→ Task directions: Output the entries exactly.

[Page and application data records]
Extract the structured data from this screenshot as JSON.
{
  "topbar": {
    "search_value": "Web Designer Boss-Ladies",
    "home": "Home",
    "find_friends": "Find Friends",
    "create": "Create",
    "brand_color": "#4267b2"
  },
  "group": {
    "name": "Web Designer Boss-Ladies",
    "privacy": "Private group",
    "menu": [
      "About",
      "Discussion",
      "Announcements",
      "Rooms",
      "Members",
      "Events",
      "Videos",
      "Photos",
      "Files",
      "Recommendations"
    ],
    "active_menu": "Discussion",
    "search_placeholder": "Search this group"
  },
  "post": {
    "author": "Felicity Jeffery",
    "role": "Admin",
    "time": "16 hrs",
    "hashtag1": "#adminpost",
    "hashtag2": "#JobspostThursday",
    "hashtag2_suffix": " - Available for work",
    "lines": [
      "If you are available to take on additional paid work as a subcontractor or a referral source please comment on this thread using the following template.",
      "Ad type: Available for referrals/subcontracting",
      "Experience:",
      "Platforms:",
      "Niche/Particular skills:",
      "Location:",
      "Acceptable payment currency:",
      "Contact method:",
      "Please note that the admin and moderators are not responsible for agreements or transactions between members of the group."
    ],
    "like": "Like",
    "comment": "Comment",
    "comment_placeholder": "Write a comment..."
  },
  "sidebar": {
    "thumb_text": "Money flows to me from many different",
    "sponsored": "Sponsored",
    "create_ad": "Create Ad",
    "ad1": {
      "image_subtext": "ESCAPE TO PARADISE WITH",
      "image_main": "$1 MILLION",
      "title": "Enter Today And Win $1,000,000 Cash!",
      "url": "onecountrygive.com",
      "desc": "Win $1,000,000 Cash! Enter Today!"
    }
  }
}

→ Response area:
Extract the structured data from this screenshot as JSON.
{
  "topbar": {
    "search_value": "Web Designer Boss-Ladies",
    "home": "Home",
    "find_friends": "Find Friends",
    "create": "Create",
    "brand_color": "#4267b2"
  },
  "group": {
    "name": "Web Designer Boss-Ladies",
    "privacy": "Private group",
    "menu": [
      "About",
      "Discussion",
      "Announcements",
      "Rooms",
      "Members",
      "Events",
      "Videos",
      "Photos",
      "Files",
      "Recommendations"
    ],
    "active_menu": "Discussion",
    "search_placeholder": "Search this group"
  },
  "post": {
    "author": "Felicity Jeffery",
    "role": "Admin",
    "time": "16 hrs",
    "hashtag1": "#adminpost",
    "hashtag2": "#JobspostThursday",
    "hashtag2_suffix": " - Available for work",
    "lines": [
      "If you are available to take on additional paid work as a subcontractor or a referral source please comment on this thread using the following template.",
      "Ad type: Available for referrals/subcontracting",
      "Experience:",
      "Platforms:",
      "Niche/Particular skills:",
      "Location:",
      "Acceptable payment currency:",
      "Contact method:",
      "Please note that the admin and moderators are not responsible for agreements or transactions between members of the group."
    ],
    "like": "Like",
    "comment": "Comment",
    "comment_placeholder": "Write a comment..."
  },
  "sidebar": {
    "thumb_text": "Money flows to me from many different",
    "sponsored": "Sponsored",
    "create_ad": "Create Ad",
    "ad1": {
      "image_subtext": "ESCAPE TO PARADISE WITH",
      "image_main": "$1 MILLION",
      "title": "Enter Today And Win $1,000,000 Cash!",
      "url": "onecountrygive.com",
      "desc": "Win $1,000,000 Cash! Enter Today!"
    }
  }
}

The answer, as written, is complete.